SARASOTA -- A sense of community and infectious vitality has been drawing more young people to Temple Emanu-El, and several members give much of the credit to the young rabbi, and his wife, they hired about six years ago.
When Rabbi Brenner Glickman and his wife, Elaine, arrived at Temple Emanu-El with their three children, the congregation was mostly older people whose children were grown.
Over time the rabbi said he has seen changes in the ages of the members of those attending temple services and programs.
Several temple members said this was no accident.
"Before Rabbi Glickman theaverage age was around 70," said Joe Kopper, who has been amember of Temple Emanu-El for about eight years. "He was able to bring in younger couples with families."
Glickman was able to do this by reaching out to young Jewish families of Manatee and Sarasota counties, said Kopper, who lives in Lakewood Ranch.
"For example, Rabbi Glickman held an evening service in the
pavilion in Summerfield Community Park and brought in pizza, blew up balloons and had face painting for the children," he said.
Kopper said these are the kinds of activities that attracted young Jewish families.
Glickman, 45, said he was hired because he was young and had a family.
Elaine Glickman, 42, who also is an ordained rabbi, but is not paid by the temple, except when she teaches at Hebrew school, said it was important when they arrived to do outreach work with the young unaffiliated Jewish families.
They did this with various events that included children, such as during the Sabbath service on Fridays at least once a month.

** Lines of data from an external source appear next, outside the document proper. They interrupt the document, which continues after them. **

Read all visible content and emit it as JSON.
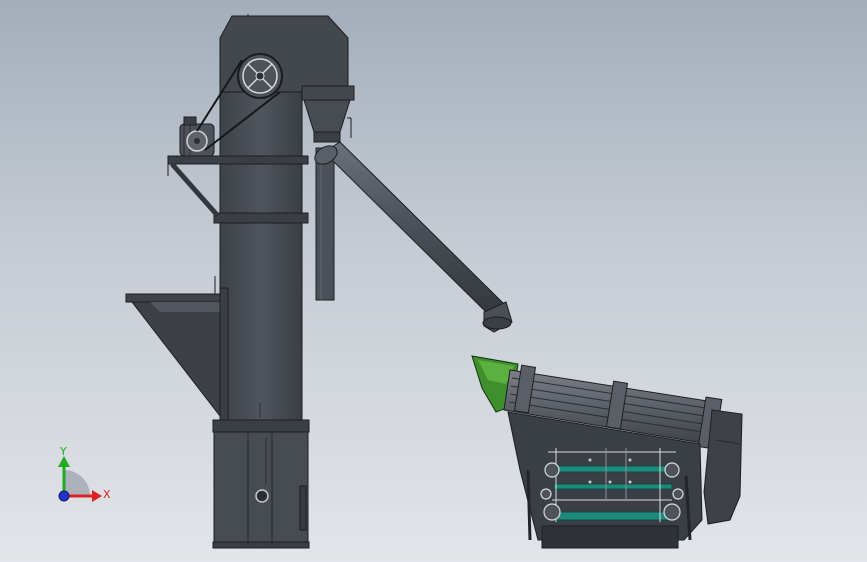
{
  "viewport": {
    "background_top": "#a3aebb",
    "background_bottom": "#e2e5e9"
  },
  "triad": {
    "y_label": "Y",
    "x_label": "X",
    "y_color": "#22aa22",
    "x_color": "#dd2222",
    "origin_color": "#2233cc"
  },
  "model": {
    "elevator_color": "#474b52",
    "separator_hopper_color": "#3f8f2e",
    "roller_color": "#1e8a7c",
    "components": [
      "bucket-elevator",
      "drive-motor",
      "drive-pulley",
      "discharge-spout",
      "discharge-chute",
      "inlet-hopper",
      "screen-separator"
    ]
  }
}
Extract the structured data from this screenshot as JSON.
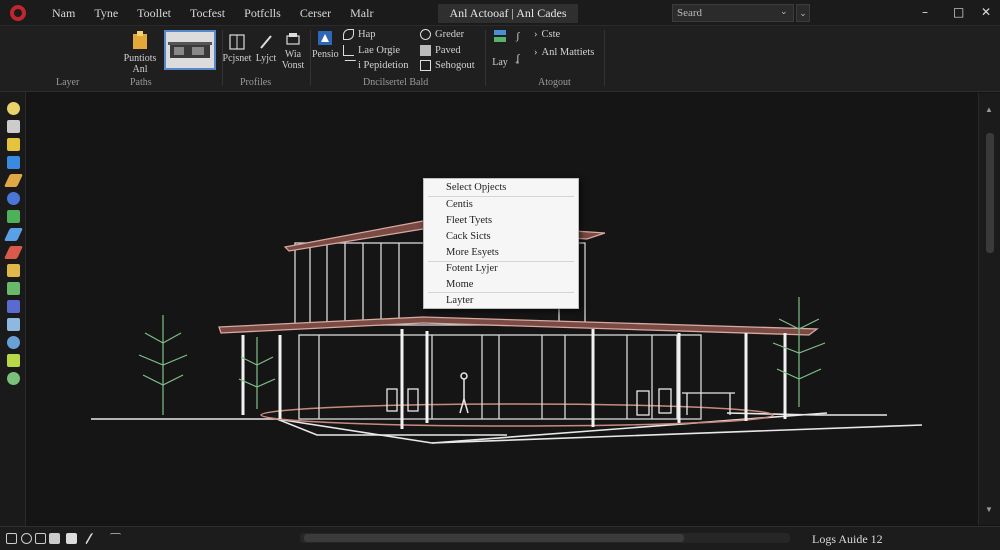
{
  "titlebar": {
    "menu": [
      "Nam",
      "Tyne",
      "Toollet",
      "Tocfest",
      "Potfclls",
      "Cerser",
      "Malr"
    ],
    "title": "Anl Actooaf | Anl Cades",
    "search_value": "Seard",
    "search_chevron": "⌄",
    "search_button_glyph": "⌄",
    "controls": {
      "minimize": "–",
      "restore": "□",
      "close": "✕"
    }
  },
  "ribbon": {
    "buttons": {
      "paste_line1": "Puntiots",
      "paste_line2": "Anl",
      "layers_label": "Pcjsnet",
      "layer_line": "Lyjct",
      "wiz_line1": "Wia",
      "wiz_line2": "Vonst",
      "pensil_label": "Pensio",
      "hap": "Hap",
      "line_grids": "Lae Orgie",
      "i_pepidetion": "i Pepidetion",
      "grader": "Greder",
      "paved": "Paved",
      "sehogout": "Sehogout",
      "lay": "Lay",
      "caste": "Cste",
      "anl_mattiets": "Anl Mattiets"
    },
    "groups": {
      "layer": "Layer",
      "paths": "Paths",
      "profiles": "Profiles",
      "dimensional": "Dncilsertel Bald",
      "atogout": "Atogout"
    }
  },
  "context_menu": {
    "items": [
      "Select Opjects",
      "Centis",
      "Fleet Tyets",
      "Cack Sicts",
      "More Esyets",
      "Fotent Lyjer",
      "Mome",
      "Layter"
    ]
  },
  "status": {
    "text": "Logs Auide 12"
  },
  "colors": {
    "accent_red": "#c0262d",
    "roof_edge": "#d9a9a0",
    "tree_green": "#7fc08a",
    "wire": "#e8e8e8"
  }
}
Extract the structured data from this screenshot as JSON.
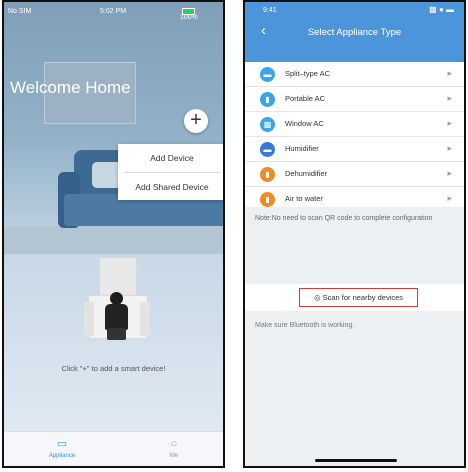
{
  "left_screen": {
    "status": {
      "carrier": "No SIM",
      "time": "5:02 PM",
      "battery": "100%"
    },
    "welcome": "Welcome Home",
    "add_button": "+",
    "menu": {
      "add_device": "Add Device",
      "add_shared": "Add Shared Device"
    },
    "hint": "Click \"+\" to add a smart device!",
    "tabs": [
      {
        "label": "Appliance",
        "icon": "device-icon"
      },
      {
        "label": "Me",
        "icon": "person-icon"
      }
    ]
  },
  "right_screen": {
    "status": {
      "time": "9:41"
    },
    "title": "Select Appliance Type",
    "items": [
      {
        "label": "Split–type AC",
        "icon": "split-ac-icon",
        "color": "#3aa6e8"
      },
      {
        "label": "Portable AC",
        "icon": "portable-ac-icon",
        "color": "#3aa6e8"
      },
      {
        "label": "Window AC",
        "icon": "window-ac-icon",
        "color": "#3aa6e8"
      },
      {
        "label": "Humidifier",
        "icon": "humidifier-icon",
        "color": "#3a78d6"
      },
      {
        "label": "Dehumidifier",
        "icon": "dehumidifier-icon",
        "color": "#f08a22"
      },
      {
        "label": "Air to water",
        "icon": "air-to-water-icon",
        "color": "#f08a22"
      }
    ],
    "note": "Note:No need to scan QR code to complete configuration",
    "scan_button": "Scan for nearby devices",
    "bluetooth_note": "Make sure Bluetooth is working.",
    "colors": {
      "header_blue": "#4d95db",
      "highlight_red": "#d43c3c"
    }
  }
}
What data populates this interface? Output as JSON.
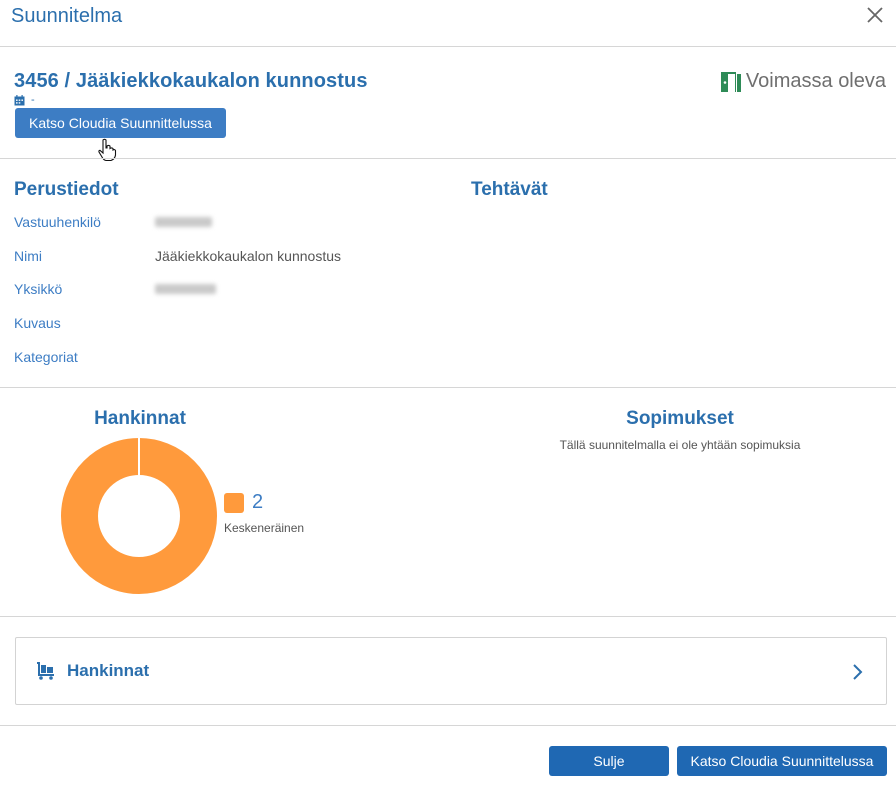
{
  "dialog": {
    "title": "Suunnitelma"
  },
  "plan": {
    "title": "3456 / Jääkiekkokaukalon kunnostus",
    "date": "-",
    "open_button": "Katso Cloudia Suunnittelussa",
    "status": "Voimassa oleva",
    "status_color": "#2e8b57"
  },
  "basic_info": {
    "title": "Perustiedot",
    "fields": [
      {
        "label": "Vastuuhenkilö",
        "value": ""
      },
      {
        "label": "Nimi",
        "value": "Jääkiekkokaukalon kunnostus"
      },
      {
        "label": "Yksikkö",
        "value": ""
      },
      {
        "label": "Kuvaus",
        "value": ""
      },
      {
        "label": "Kategoriat",
        "value": ""
      }
    ]
  },
  "tasks": {
    "title": "Tehtävät"
  },
  "purchases_chart": {
    "title": "Hankinnat",
    "legend_count": "2",
    "legend_label": "Keskeneräinen",
    "color": "#ff9a3c"
  },
  "chart_data": {
    "type": "pie",
    "categories": [
      "Keskeneräinen"
    ],
    "values": [
      2
    ]
  },
  "contracts": {
    "title": "Sopimukset",
    "empty_text": "Tällä suunnitelmalla ei ole yhtään sopimuksia"
  },
  "accordion": {
    "label": "Hankinnat"
  },
  "footer": {
    "close_label": "Sulje",
    "open_label": "Katso Cloudia Suunnittelussa"
  }
}
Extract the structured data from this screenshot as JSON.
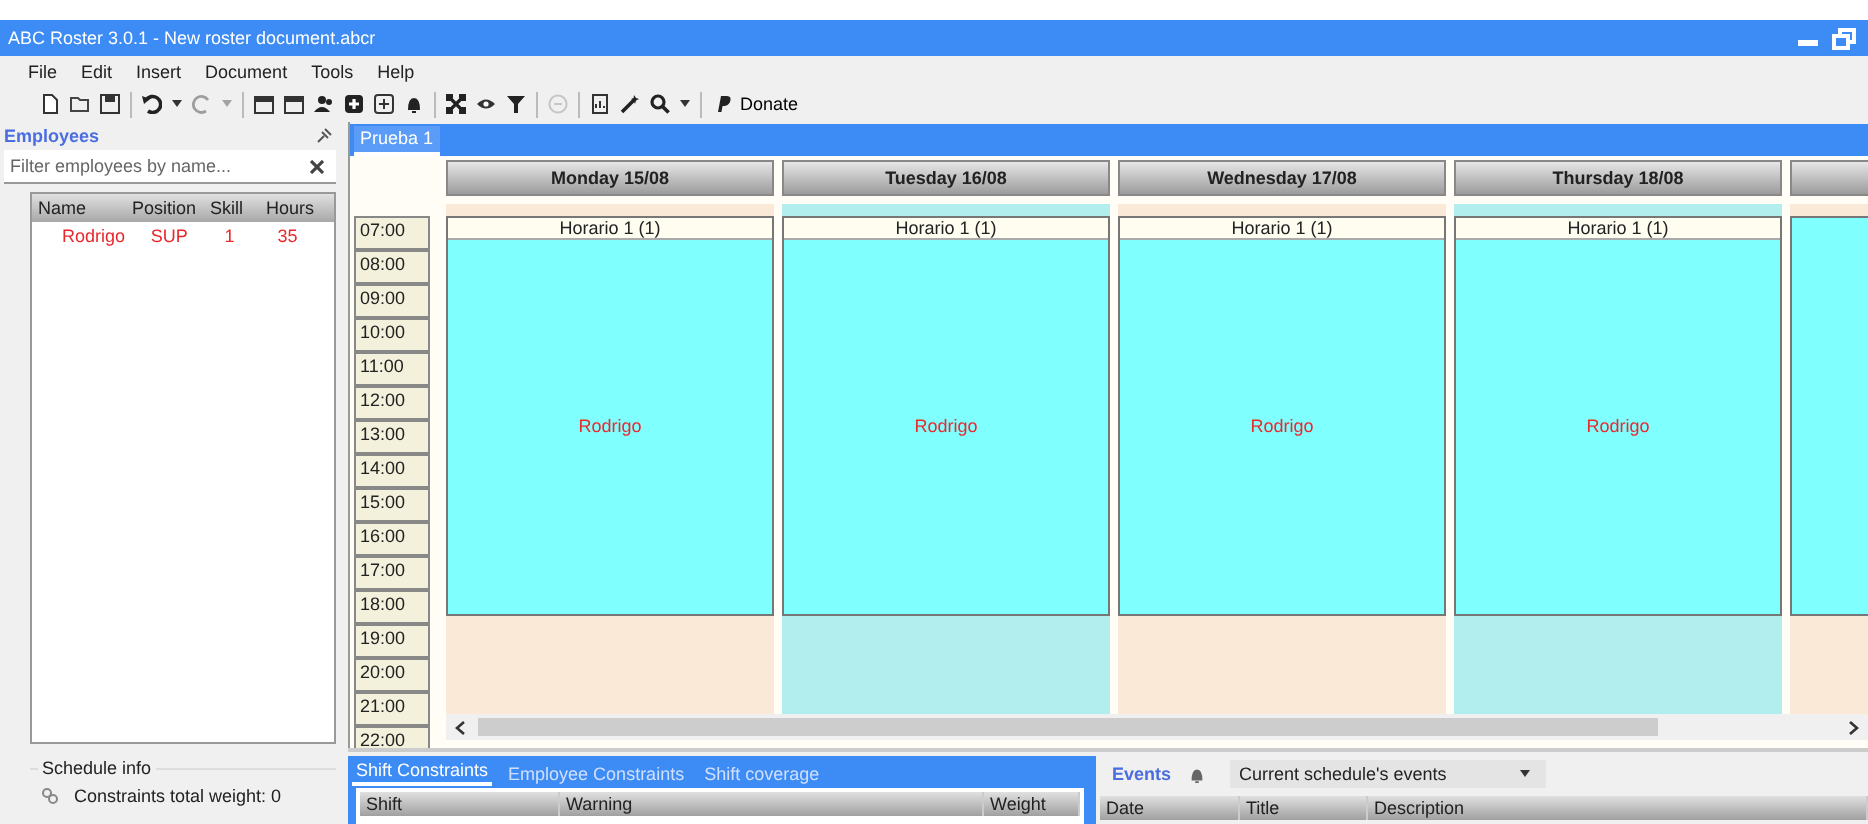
{
  "window": {
    "title": "ABC Roster 3.0.1 - New roster document.abcr"
  },
  "menu": [
    "File",
    "Edit",
    "Insert",
    "Document",
    "Tools",
    "Help"
  ],
  "toolbar": [
    {
      "kind": "new",
      "disabled": false
    },
    {
      "kind": "open",
      "disabled": false
    },
    {
      "kind": "save",
      "disabled": false
    },
    {
      "kind": "sep"
    },
    {
      "kind": "undo",
      "disabled": false
    },
    {
      "kind": "caret",
      "disabled": false
    },
    {
      "kind": "redo",
      "disabled": true
    },
    {
      "kind": "caret",
      "disabled": true
    },
    {
      "kind": "sep"
    },
    {
      "kind": "calendar",
      "disabled": false
    },
    {
      "kind": "calendar",
      "disabled": false
    },
    {
      "kind": "users",
      "disabled": false
    },
    {
      "kind": "plus",
      "disabled": false
    },
    {
      "kind": "plus-outline",
      "disabled": false
    },
    {
      "kind": "bell",
      "disabled": false
    },
    {
      "kind": "sep"
    },
    {
      "kind": "expand",
      "disabled": false
    },
    {
      "kind": "eye",
      "disabled": false
    },
    {
      "kind": "filter",
      "disabled": false
    },
    {
      "kind": "sep"
    },
    {
      "kind": "circle",
      "disabled": true
    },
    {
      "kind": "sep"
    },
    {
      "kind": "report",
      "disabled": false
    },
    {
      "kind": "wand",
      "disabled": false
    },
    {
      "kind": "search",
      "disabled": false
    },
    {
      "kind": "caret",
      "disabled": false
    },
    {
      "kind": "sep"
    },
    {
      "kind": "donate",
      "label": "Donate",
      "disabled": false
    }
  ],
  "employees": {
    "title": "Employees",
    "filter": {
      "placeholder": "Filter employees by name..."
    },
    "columns": [
      "Name",
      "Position",
      "Skill",
      "Hours"
    ],
    "rows": [
      [
        "Rodrigo",
        "SUP",
        "1",
        "35"
      ]
    ]
  },
  "schedule_info": {
    "title": "Schedule info",
    "items": [
      "Constraints total weight: 0"
    ]
  },
  "schedule": {
    "tabs": [
      {
        "label": "Prueba 1",
        "selected": true
      }
    ],
    "times": [
      "07:00",
      "08:00",
      "09:00",
      "10:00",
      "11:00",
      "12:00",
      "13:00",
      "14:00",
      "15:00",
      "16:00",
      "17:00",
      "18:00",
      "19:00",
      "20:00",
      "21:00",
      "22:00"
    ],
    "days": [
      {
        "label": "Monday 15/08",
        "highlighted": false,
        "shift": {
          "title": "Horario 1 (1)",
          "employee": "Rodrigo"
        }
      },
      {
        "label": "Tuesday 16/08",
        "highlighted": true,
        "shift": {
          "title": "Horario 1 (1)",
          "employee": "Rodrigo"
        }
      },
      {
        "label": "Wednesday 17/08",
        "highlighted": false,
        "shift": {
          "title": "Horario 1 (1)",
          "employee": "Rodrigo"
        }
      },
      {
        "label": "Thursday 18/08",
        "highlighted": true,
        "shift": {
          "title": "Horario 1 (1)",
          "employee": "Rodrigo"
        }
      }
    ]
  },
  "constraints": {
    "tabs": [
      {
        "label": "Shift Constraints",
        "selected": true
      },
      {
        "label": "Employee Constraints",
        "selected": false
      },
      {
        "label": "Shift coverage",
        "selected": false
      }
    ],
    "columns": [
      "Shift",
      "Warning",
      "Weight"
    ]
  },
  "events": {
    "title": "Events",
    "dropdown": "Current schedule's events",
    "columns": [
      "Date",
      "Title",
      "Description"
    ]
  }
}
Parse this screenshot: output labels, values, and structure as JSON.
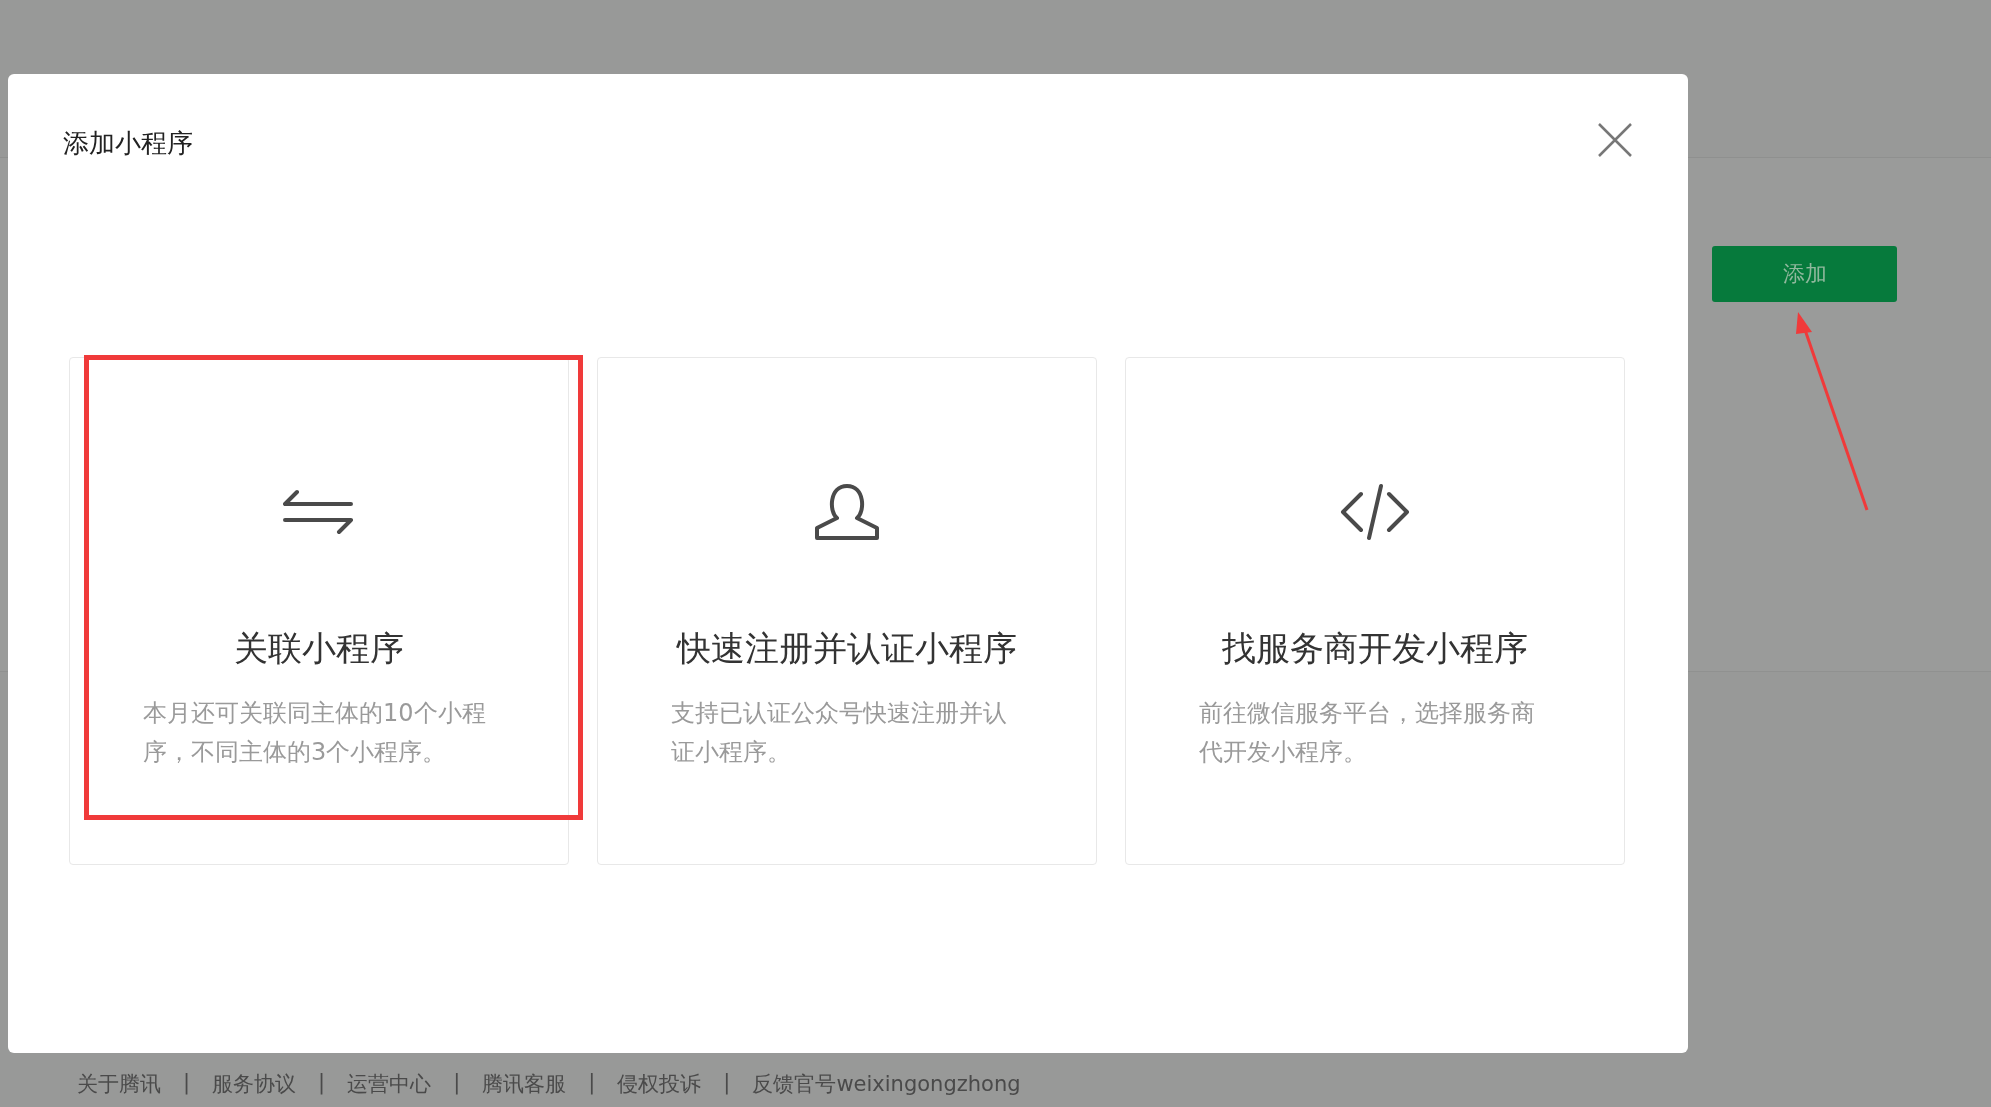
{
  "page": {
    "add_button": "添加"
  },
  "dialog": {
    "title": "添加小程序",
    "options": [
      {
        "kind": "link",
        "title": "关联小程序",
        "description": "本月还可关联同主体的10个小程序，不同主体的3个小程序。",
        "highlighted": true
      },
      {
        "kind": "register",
        "title": "快速注册并认证小程序",
        "description": "支持已认证公众号快速注册并认证小程序。",
        "highlighted": false
      },
      {
        "kind": "code",
        "title": "找服务商开发小程序",
        "description": "前往微信服务平台，选择服务商代开发小程序。",
        "highlighted": false
      }
    ]
  },
  "footer": {
    "separator": "|",
    "links": [
      "关于腾讯",
      "服务协议",
      "运营中心",
      "腾讯客服",
      "侵权投诉",
      "反馈官号weixingongzhong"
    ]
  }
}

Brenner Glickman said they were starting a new outreach effort in University Park, a Manatee County neighborhood off Honore Avenue.
"So many of our members are coming from University Park that we want to do some programs in their community where they can invite their friends to come," he said.
The rabbi said there already is a significant number of members from Manatee County, many from Lakewood Ranch, The Cascades and Grey Hawk Landings.
"People are very happy here," he said. "When they join they don't want to leave."
Six years ago there were around 230 households who were members of Temple Emanu-El, and now there are 420, the rabbi said.
"We also have the largest religious school in the area," Brenner Glickman said.
Bragging on her husband of 15 years, Elaine Glickman said her husband's sermons was another reason the congregation is growing.
"Brenner is really extra-ordinary in the pulpit," she said. "His sermons are very moving. They're excellent."
Northwest Bradenton resident Lori Dorman, a 15-year member of Temple Emanu-El, said it was the energy and excitement the Glickmans brought that helped revitalize the 56-year-old Reform Judaism congregation.
"The vibe is totally different since they've been here," Dorman said. "(Rabbi Glickman) is such a dynamic person and he's really fun.
"It was a giant breath of fresh air," she said.
Jason Lipton, who withhis wife, Faith, and theirchildren, have been members of Temple Emanu-El for around eight years, said he remembers when he first started attending services at the synagogue there were only a handful of young families.
"There were so few that we stood out," Lipton said. "And they always wanted us to volunteer."
After the Glickmans arrived there was a "immediate jolt of energy to the temple," he said.
Faith Lipton said the Glickmans work together to create community at the temple.
"With Elaine being arabbi she knows how tohelp teach," she said. "I feel so lucky to go temple where the rabbi is so focus on children."
She said this was important because she wanted her children to be around other Jewish children and that the Temple provides many activities to accommodate that need.
The Glickmans have three children, Mo, 12; Leo, 10; and Eden, 8, and moved to Florida from Houston, where Brenner Glickman was the rabbi at the temple Elaine Brenner attended while growing up.
Brenner Glickman was raised in Portland, Maine, where his brother was a rabbi. His desire to serve people and the influence of his brother led him to want to become rabbi.
Wanting to have a deeper understanding of the sacred texts was the inspiration for Elaine Glickman.
Her great-grandfather and many generations be-fore him were rabbis, and she was carrying on that legacy.
The couple met 18 years ago when they started at Hebrew Union College, a rabbinical school in Cincinnati.
They went to Jerusalemfor their first year of studyand met the first even-ing Brenner Glickman arrived.
"We became friends and then fell in love," he said.
This summer they traveled with their children to Jerusalem for the first time since they met and rekindled the excitement they felt when they were rabbinical students.
"The city is so holy and ancient," Brenner Glickman said, "and vibrant and alive."